INSTRUCTIONS TO FOLLOW>
Give the count of lines in the records that contain the string "title", and write nothing but that number.

DATASET RECORDS>

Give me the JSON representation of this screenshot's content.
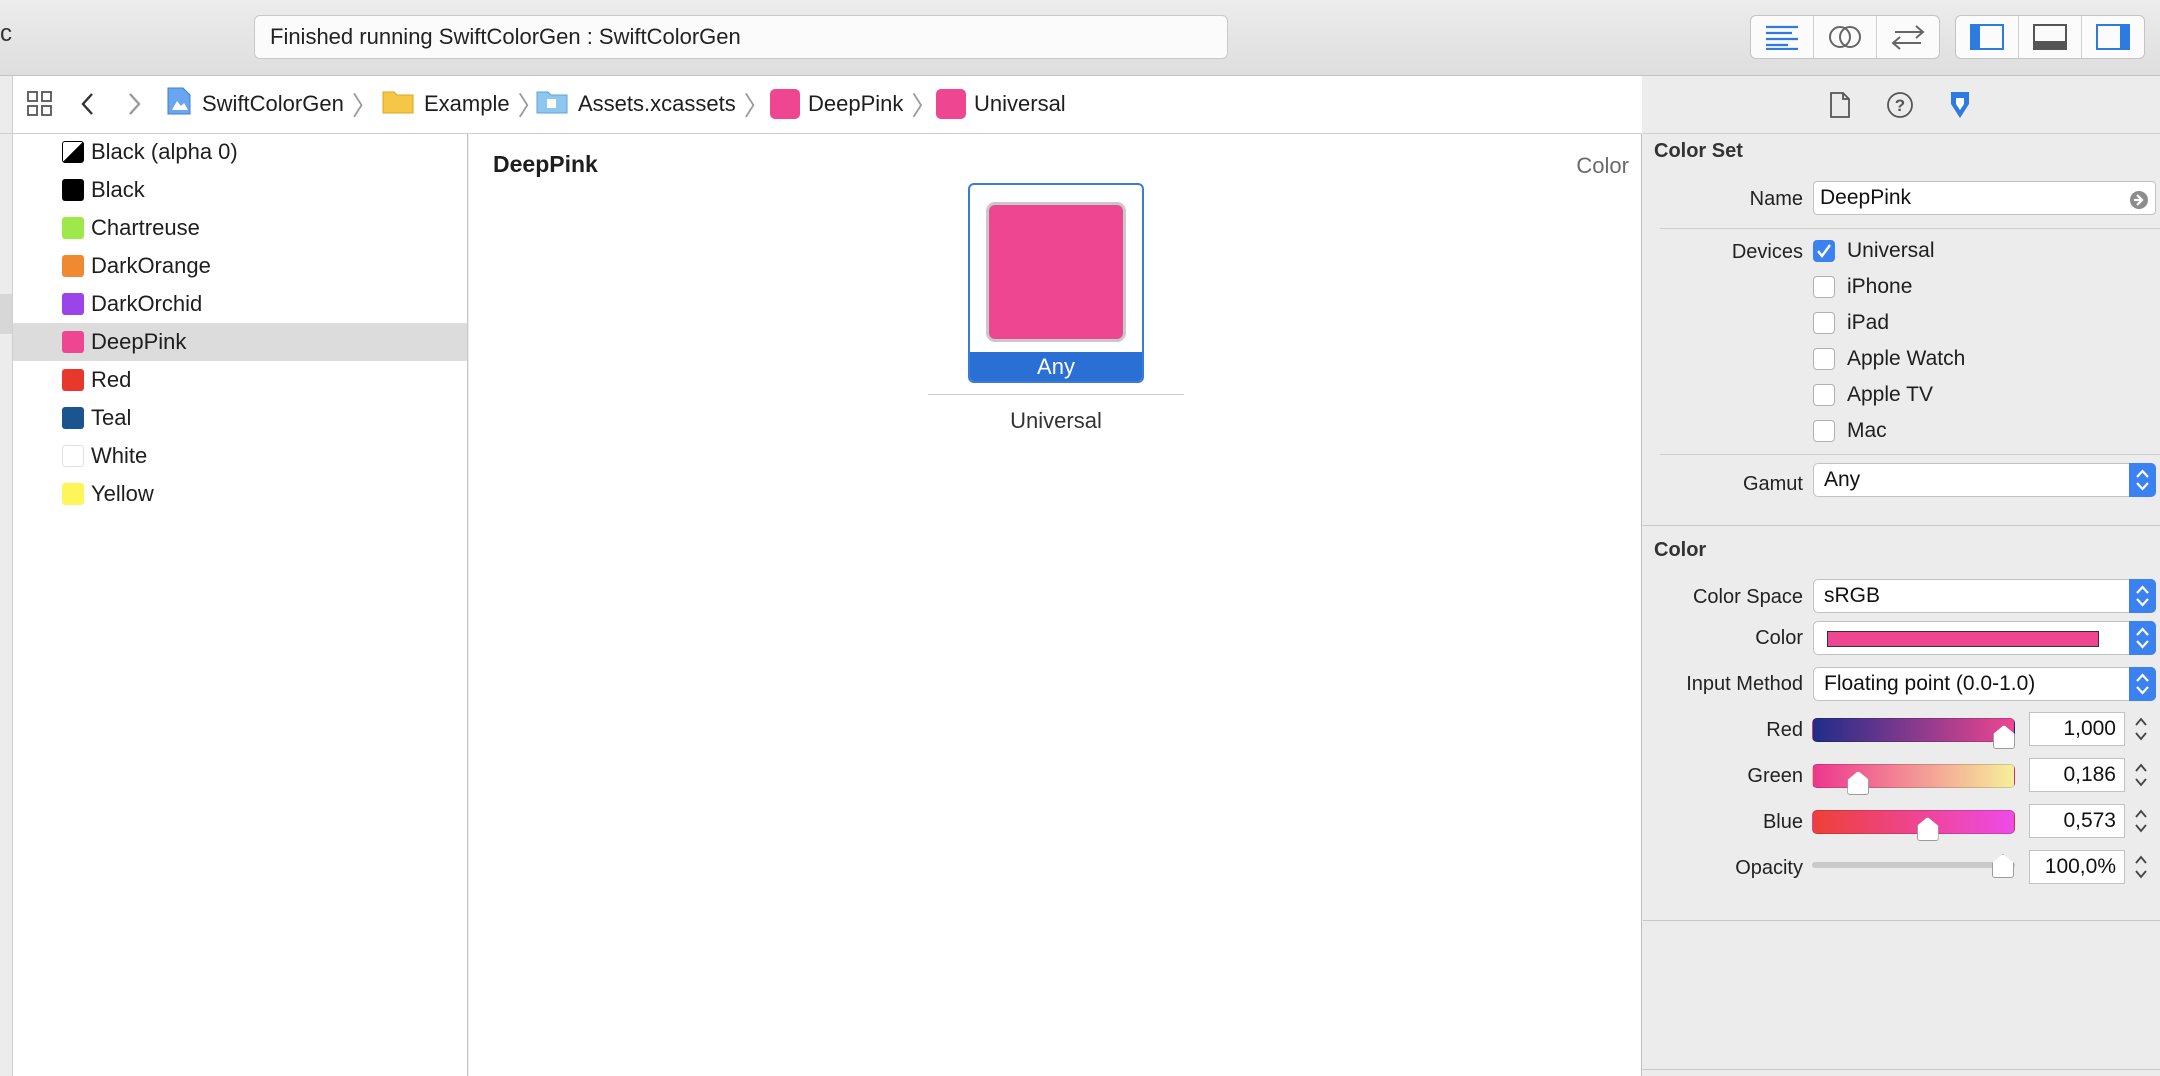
{
  "toolbar": {
    "left_cut_glyph": "c",
    "activity_text": "Finished running SwiftColorGen : SwiftColorGen",
    "editor_modes": [
      "standard-editor-icon",
      "assistant-editor-icon",
      "version-editor-icon"
    ],
    "panel_toggles": [
      "navigator-toggle-icon",
      "debug-area-toggle-icon",
      "utilities-toggle-icon"
    ]
  },
  "jumpbar": {
    "crumbs": [
      {
        "label": "SwiftColorGen",
        "icon": "project-icon"
      },
      {
        "label": "Example",
        "icon": "folder-icon"
      },
      {
        "label": "Assets.xcassets",
        "icon": "asset-catalog-icon"
      },
      {
        "label": "DeepPink",
        "icon": "color-set-icon"
      },
      {
        "label": "Universal",
        "icon": "color-set-icon"
      }
    ]
  },
  "sidebar": {
    "items": [
      {
        "label": "Black (alpha 0)",
        "color": "#000000",
        "alpha_zero": true
      },
      {
        "label": "Black",
        "color": "#000000"
      },
      {
        "label": "Chartreuse",
        "color": "#9ee84a"
      },
      {
        "label": "DarkOrange",
        "color": "#f08a32"
      },
      {
        "label": "DarkOrchid",
        "color": "#9a45e8"
      },
      {
        "label": "DeepPink",
        "color": "#ee4690",
        "selected": true
      },
      {
        "label": "Red",
        "color": "#e8382b"
      },
      {
        "label": "Teal",
        "color": "#1a5590"
      },
      {
        "label": "White",
        "color": "#ffffff"
      },
      {
        "label": "Yellow",
        "color": "#fdf55a"
      }
    ]
  },
  "canvas": {
    "title": "DeepPink",
    "type_label": "Color",
    "well_label": "Any",
    "caption": "Universal",
    "swatch_color": "#ee4690"
  },
  "inspector": {
    "tabs": [
      "file-inspector-icon",
      "quick-help-icon",
      "attributes-inspector-icon"
    ],
    "color_set": {
      "header": "Color Set",
      "name_label": "Name",
      "name_value": "DeepPink",
      "devices_label": "Devices",
      "devices": [
        {
          "label": "Universal",
          "checked": true
        },
        {
          "label": "iPhone",
          "checked": false
        },
        {
          "label": "iPad",
          "checked": false
        },
        {
          "label": "Apple Watch",
          "checked": false
        },
        {
          "label": "Apple TV",
          "checked": false
        },
        {
          "label": "Mac",
          "checked": false
        }
      ],
      "gamut_label": "Gamut",
      "gamut_value": "Any"
    },
    "color": {
      "header": "Color",
      "color_space_label": "Color Space",
      "color_space_value": "sRGB",
      "color_label": "Color",
      "color_value": "#ee4690",
      "input_method_label": "Input Method",
      "input_method_value": "Floating point (0.0-1.0)",
      "channels": [
        {
          "label": "Red",
          "value": "1,000",
          "level": 1.0
        },
        {
          "label": "Green",
          "value": "0,186",
          "level": 0.186
        },
        {
          "label": "Blue",
          "value": "0,573",
          "level": 0.573
        },
        {
          "label": "Opacity",
          "value": "100,0%",
          "level": 1.0
        }
      ]
    }
  },
  "colors": {
    "accent": "#3b82f0",
    "selection": "#2a6fd4",
    "deep_pink": "#ee4690"
  }
}
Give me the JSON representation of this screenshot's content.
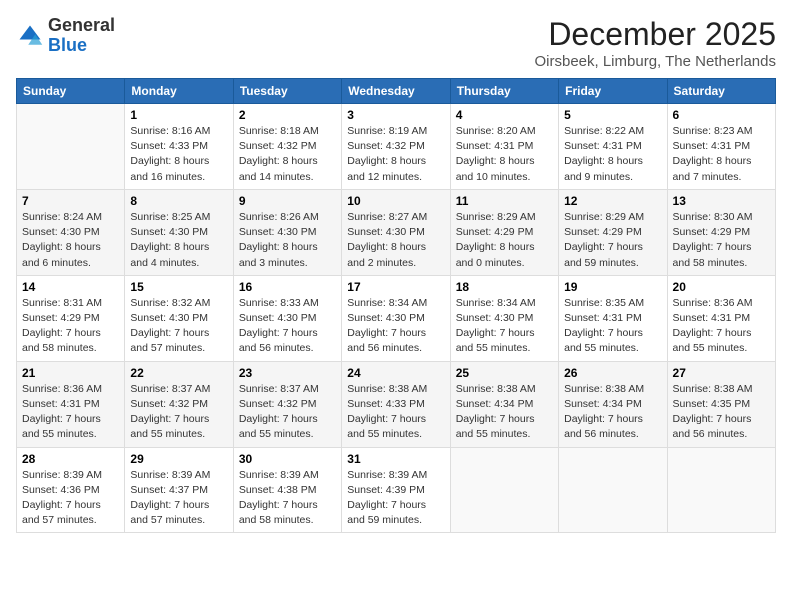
{
  "logo": {
    "general": "General",
    "blue": "Blue"
  },
  "title": "December 2025",
  "location": "Oirsbeek, Limburg, The Netherlands",
  "headers": [
    "Sunday",
    "Monday",
    "Tuesday",
    "Wednesday",
    "Thursday",
    "Friday",
    "Saturday"
  ],
  "weeks": [
    [
      {
        "day": "",
        "info": ""
      },
      {
        "day": "1",
        "info": "Sunrise: 8:16 AM\nSunset: 4:33 PM\nDaylight: 8 hours\nand 16 minutes."
      },
      {
        "day": "2",
        "info": "Sunrise: 8:18 AM\nSunset: 4:32 PM\nDaylight: 8 hours\nand 14 minutes."
      },
      {
        "day": "3",
        "info": "Sunrise: 8:19 AM\nSunset: 4:32 PM\nDaylight: 8 hours\nand 12 minutes."
      },
      {
        "day": "4",
        "info": "Sunrise: 8:20 AM\nSunset: 4:31 PM\nDaylight: 8 hours\nand 10 minutes."
      },
      {
        "day": "5",
        "info": "Sunrise: 8:22 AM\nSunset: 4:31 PM\nDaylight: 8 hours\nand 9 minutes."
      },
      {
        "day": "6",
        "info": "Sunrise: 8:23 AM\nSunset: 4:31 PM\nDaylight: 8 hours\nand 7 minutes."
      }
    ],
    [
      {
        "day": "7",
        "info": "Sunrise: 8:24 AM\nSunset: 4:30 PM\nDaylight: 8 hours\nand 6 minutes."
      },
      {
        "day": "8",
        "info": "Sunrise: 8:25 AM\nSunset: 4:30 PM\nDaylight: 8 hours\nand 4 minutes."
      },
      {
        "day": "9",
        "info": "Sunrise: 8:26 AM\nSunset: 4:30 PM\nDaylight: 8 hours\nand 3 minutes."
      },
      {
        "day": "10",
        "info": "Sunrise: 8:27 AM\nSunset: 4:30 PM\nDaylight: 8 hours\nand 2 minutes."
      },
      {
        "day": "11",
        "info": "Sunrise: 8:29 AM\nSunset: 4:29 PM\nDaylight: 8 hours\nand 0 minutes."
      },
      {
        "day": "12",
        "info": "Sunrise: 8:29 AM\nSunset: 4:29 PM\nDaylight: 7 hours\nand 59 minutes."
      },
      {
        "day": "13",
        "info": "Sunrise: 8:30 AM\nSunset: 4:29 PM\nDaylight: 7 hours\nand 58 minutes."
      }
    ],
    [
      {
        "day": "14",
        "info": "Sunrise: 8:31 AM\nSunset: 4:29 PM\nDaylight: 7 hours\nand 58 minutes."
      },
      {
        "day": "15",
        "info": "Sunrise: 8:32 AM\nSunset: 4:30 PM\nDaylight: 7 hours\nand 57 minutes."
      },
      {
        "day": "16",
        "info": "Sunrise: 8:33 AM\nSunset: 4:30 PM\nDaylight: 7 hours\nand 56 minutes."
      },
      {
        "day": "17",
        "info": "Sunrise: 8:34 AM\nSunset: 4:30 PM\nDaylight: 7 hours\nand 56 minutes."
      },
      {
        "day": "18",
        "info": "Sunrise: 8:34 AM\nSunset: 4:30 PM\nDaylight: 7 hours\nand 55 minutes."
      },
      {
        "day": "19",
        "info": "Sunrise: 8:35 AM\nSunset: 4:31 PM\nDaylight: 7 hours\nand 55 minutes."
      },
      {
        "day": "20",
        "info": "Sunrise: 8:36 AM\nSunset: 4:31 PM\nDaylight: 7 hours\nand 55 minutes."
      }
    ],
    [
      {
        "day": "21",
        "info": "Sunrise: 8:36 AM\nSunset: 4:31 PM\nDaylight: 7 hours\nand 55 minutes."
      },
      {
        "day": "22",
        "info": "Sunrise: 8:37 AM\nSunset: 4:32 PM\nDaylight: 7 hours\nand 55 minutes."
      },
      {
        "day": "23",
        "info": "Sunrise: 8:37 AM\nSunset: 4:32 PM\nDaylight: 7 hours\nand 55 minutes."
      },
      {
        "day": "24",
        "info": "Sunrise: 8:38 AM\nSunset: 4:33 PM\nDaylight: 7 hours\nand 55 minutes."
      },
      {
        "day": "25",
        "info": "Sunrise: 8:38 AM\nSunset: 4:34 PM\nDaylight: 7 hours\nand 55 minutes."
      },
      {
        "day": "26",
        "info": "Sunrise: 8:38 AM\nSunset: 4:34 PM\nDaylight: 7 hours\nand 56 minutes."
      },
      {
        "day": "27",
        "info": "Sunrise: 8:38 AM\nSunset: 4:35 PM\nDaylight: 7 hours\nand 56 minutes."
      }
    ],
    [
      {
        "day": "28",
        "info": "Sunrise: 8:39 AM\nSunset: 4:36 PM\nDaylight: 7 hours\nand 57 minutes."
      },
      {
        "day": "29",
        "info": "Sunrise: 8:39 AM\nSunset: 4:37 PM\nDaylight: 7 hours\nand 57 minutes."
      },
      {
        "day": "30",
        "info": "Sunrise: 8:39 AM\nSunset: 4:38 PM\nDaylight: 7 hours\nand 58 minutes."
      },
      {
        "day": "31",
        "info": "Sunrise: 8:39 AM\nSunset: 4:39 PM\nDaylight: 7 hours\nand 59 minutes."
      },
      {
        "day": "",
        "info": ""
      },
      {
        "day": "",
        "info": ""
      },
      {
        "day": "",
        "info": ""
      }
    ]
  ]
}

ANSWER TO THIS TASK>
2